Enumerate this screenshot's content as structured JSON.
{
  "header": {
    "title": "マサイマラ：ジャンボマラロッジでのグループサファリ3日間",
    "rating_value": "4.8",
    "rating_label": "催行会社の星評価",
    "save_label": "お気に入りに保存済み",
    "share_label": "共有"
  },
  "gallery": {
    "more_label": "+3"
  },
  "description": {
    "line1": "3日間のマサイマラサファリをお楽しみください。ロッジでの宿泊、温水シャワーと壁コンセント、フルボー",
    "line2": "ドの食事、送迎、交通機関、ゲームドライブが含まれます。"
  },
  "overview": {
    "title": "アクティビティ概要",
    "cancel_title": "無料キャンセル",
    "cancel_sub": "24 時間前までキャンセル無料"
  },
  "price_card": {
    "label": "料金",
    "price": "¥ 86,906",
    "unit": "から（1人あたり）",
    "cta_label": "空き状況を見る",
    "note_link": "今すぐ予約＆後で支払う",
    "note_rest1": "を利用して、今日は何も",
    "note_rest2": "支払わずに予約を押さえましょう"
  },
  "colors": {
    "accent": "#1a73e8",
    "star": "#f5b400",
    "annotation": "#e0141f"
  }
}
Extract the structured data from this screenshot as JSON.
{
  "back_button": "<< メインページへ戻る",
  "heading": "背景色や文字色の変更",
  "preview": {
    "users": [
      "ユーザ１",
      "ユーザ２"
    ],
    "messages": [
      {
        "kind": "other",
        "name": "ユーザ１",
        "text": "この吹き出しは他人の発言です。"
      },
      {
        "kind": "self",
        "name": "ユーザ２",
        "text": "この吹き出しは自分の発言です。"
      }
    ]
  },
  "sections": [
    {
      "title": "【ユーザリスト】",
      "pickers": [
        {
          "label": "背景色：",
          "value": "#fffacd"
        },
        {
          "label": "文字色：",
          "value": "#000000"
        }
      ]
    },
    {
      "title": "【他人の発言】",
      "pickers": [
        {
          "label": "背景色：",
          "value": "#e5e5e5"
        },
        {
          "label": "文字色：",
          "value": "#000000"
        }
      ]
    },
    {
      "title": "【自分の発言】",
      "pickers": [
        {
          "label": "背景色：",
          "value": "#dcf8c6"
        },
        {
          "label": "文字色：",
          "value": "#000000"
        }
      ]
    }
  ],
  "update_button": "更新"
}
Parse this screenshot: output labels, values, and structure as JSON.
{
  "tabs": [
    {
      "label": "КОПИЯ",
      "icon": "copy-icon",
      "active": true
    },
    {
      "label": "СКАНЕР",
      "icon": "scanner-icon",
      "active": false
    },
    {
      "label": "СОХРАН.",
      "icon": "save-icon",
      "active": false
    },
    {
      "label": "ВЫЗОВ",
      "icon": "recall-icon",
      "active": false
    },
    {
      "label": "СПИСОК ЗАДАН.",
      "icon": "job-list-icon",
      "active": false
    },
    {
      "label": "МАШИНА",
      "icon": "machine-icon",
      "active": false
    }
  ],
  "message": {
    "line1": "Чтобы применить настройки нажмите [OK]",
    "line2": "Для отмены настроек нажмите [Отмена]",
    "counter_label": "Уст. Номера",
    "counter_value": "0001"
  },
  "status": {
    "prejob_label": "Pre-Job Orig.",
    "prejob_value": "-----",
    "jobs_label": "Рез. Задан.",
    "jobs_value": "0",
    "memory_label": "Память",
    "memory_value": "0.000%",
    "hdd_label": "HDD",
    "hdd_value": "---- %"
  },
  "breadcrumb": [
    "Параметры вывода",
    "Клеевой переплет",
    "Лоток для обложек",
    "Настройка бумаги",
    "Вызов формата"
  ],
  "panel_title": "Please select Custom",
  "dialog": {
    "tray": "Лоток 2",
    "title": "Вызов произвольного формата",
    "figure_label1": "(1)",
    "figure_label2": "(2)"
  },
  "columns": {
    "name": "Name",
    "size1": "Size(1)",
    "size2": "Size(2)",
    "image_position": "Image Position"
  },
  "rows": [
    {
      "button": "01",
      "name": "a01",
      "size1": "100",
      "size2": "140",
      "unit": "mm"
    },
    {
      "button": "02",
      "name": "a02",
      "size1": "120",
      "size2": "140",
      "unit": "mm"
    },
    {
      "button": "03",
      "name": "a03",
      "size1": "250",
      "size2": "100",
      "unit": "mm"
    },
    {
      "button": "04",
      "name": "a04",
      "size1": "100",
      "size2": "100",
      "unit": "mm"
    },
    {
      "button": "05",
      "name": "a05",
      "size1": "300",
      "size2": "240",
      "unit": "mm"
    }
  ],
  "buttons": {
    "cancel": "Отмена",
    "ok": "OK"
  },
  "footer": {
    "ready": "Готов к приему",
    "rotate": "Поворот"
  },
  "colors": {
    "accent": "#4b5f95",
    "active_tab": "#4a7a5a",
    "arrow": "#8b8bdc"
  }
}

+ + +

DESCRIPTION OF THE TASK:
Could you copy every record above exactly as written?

RESPONSE AREA:
Enumerate this screenshot's content as structured JSON.
{
  "header": {
    "title": "マサイマラ：ジャンボマラロッジでのグループサファリ3日間",
    "rating_value": "4.8",
    "rating_label": "催行会社の星評価",
    "save_label": "お気に入りに保存済み",
    "share_label": "共有"
  },
  "gallery": {
    "more_label": "+3"
  },
  "description": {
    "line1": "3日間のマサイマラサファリをお楽しみください。ロッジでの宿泊、温水シャワーと壁コンセント、フルボー",
    "line2": "ドの食事、送迎、交通機関、ゲームドライブが含まれます。"
  },
  "overview": {
    "title": "アクティビティ概要",
    "cancel_title": "無料キャンセル",
    "cancel_sub": "24 時間前までキャンセル無料"
  },
  "price_card": {
    "label": "料金",
    "price": "¥ 86,906",
    "unit": "から（1人あたり）",
    "cta_label": "空き状況を見る",
    "note_link": "今すぐ予約＆後で支払う",
    "note_rest1": "を利用して、今日は何も",
    "note_rest2": "支払わずに予約を押さえましょう"
  },
  "colors": {
    "accent": "#1a73e8",
    "star": "#f5b400",
    "annotation": "#e0141f"
  }
}
Extract the structured data from this screenshot as JSON.
{
  "back_button": "<< メインページへ戻る",
  "heading": "背景色や文字色の変更",
  "preview": {
    "users": [
      "ユーザ１",
      "ユーザ２"
    ],
    "messages": [
      {
        "kind": "other",
        "name": "ユーザ１",
        "text": "この吹き出しは他人の発言です。"
      },
      {
        "kind": "self",
        "name": "ユーザ２",
        "text": "この吹き出しは自分の発言です。"
      }
    ]
  },
  "sections": [
    {
      "title": "【ユーザリスト】",
      "pickers": [
        {
          "label": "背景色：",
          "value": "#fffacd"
        },
        {
          "label": "文字色：",
          "value": "#000000"
        }
      ]
    },
    {
      "title": "【他人の発言】",
      "pickers": [
        {
          "label": "背景色：",
          "value": "#e5e5e5"
        },
        {
          "label": "文字色：",
          "value": "#000000"
        }
      ]
    },
    {
      "title": "【自分の発言】",
      "pickers": [
        {
          "label": "背景色：",
          "value": "#dcf8c6"
        },
        {
          "label": "文字色：",
          "value": "#000000"
        }
      ]
    }
  ],
  "update_button": "更新"
}
Parse this screenshot: output labels, values, and structure as JSON.
{
  "tabs": [
    {
      "label": "КОПИЯ",
      "icon": "copy-icon",
      "active": true
    },
    {
      "label": "СКАНЕР",
      "icon": "scanner-icon",
      "active": false
    },
    {
      "label": "СОХРАН.",
      "icon": "save-icon",
      "active": false
    },
    {
      "label": "ВЫЗОВ",
      "icon": "recall-icon",
      "active": false
    },
    {
      "label": "СПИСОК ЗАДАН.",
      "icon": "job-list-icon",
      "active": false
    },
    {
      "label": "МАШИНА",
      "icon": "machine-icon",
      "active": false
    }
  ],
  "message": {
    "line1": "Чтобы применить настройки нажмите [OK]",
    "line2": "Для отмены настроек нажмите [Отмена]",
    "counter_label": "Уст. Номера",
    "counter_value": "0001"
  },
  "status": {
    "prejob_label": "Pre-Job Orig.",
    "prejob_value": "-----",
    "jobs_label": "Рез. Задан.",
    "jobs_value": "0",
    "memory_label": "Память",
    "memory_value": "0.000%",
    "hdd_label": "HDD",
    "hdd_value": "---- %"
  },
  "breadcrumb": [
    "Параметры вывода",
    "Клеевой переплет",
    "Лоток для обложек",
    "Настройка бумаги",
    "Вызов формата"
  ],
  "panel_title": "Please select Custom",
  "dialog": {
    "tray": "Лоток 2",
    "title": "Вызов произвольного формата",
    "figure_label1": "(1)",
    "figure_label2": "(2)"
  },
  "columns": {
    "name": "Name",
    "size1": "Size(1)",
    "size2": "Size(2)",
    "image_position": "Image Position"
  },
  "rows": [
    {
      "button": "01",
      "name": "a01",
      "size1": "100",
      "size2": "140",
      "unit": "mm"
    },
    {
      "button": "02",
      "name": "a02",
      "size1": "120",
      "size2": "140",
      "unit": "mm"
    },
    {
      "button": "03",
      "name": "a03",
      "size1": "250",
      "size2": "100",
      "unit": "mm"
    },
    {
      "button": "04",
      "name": "a04",
      "size1": "100",
      "size2": "100",
      "unit": "mm"
    },
    {
      "button": "05",
      "name": "a05",
      "size1": "300",
      "size2": "240",
      "unit": "mm"
    }
  ],
  "buttons": {
    "cancel": "Отмена",
    "ok": "OK"
  },
  "footer": {
    "ready": "Готов к приему",
    "rotate": "Поворот"
  },
  "colors": {
    "accent": "#4b5f95",
    "active_tab": "#4a7a5a",
    "arrow": "#8b8bdc"
  }
}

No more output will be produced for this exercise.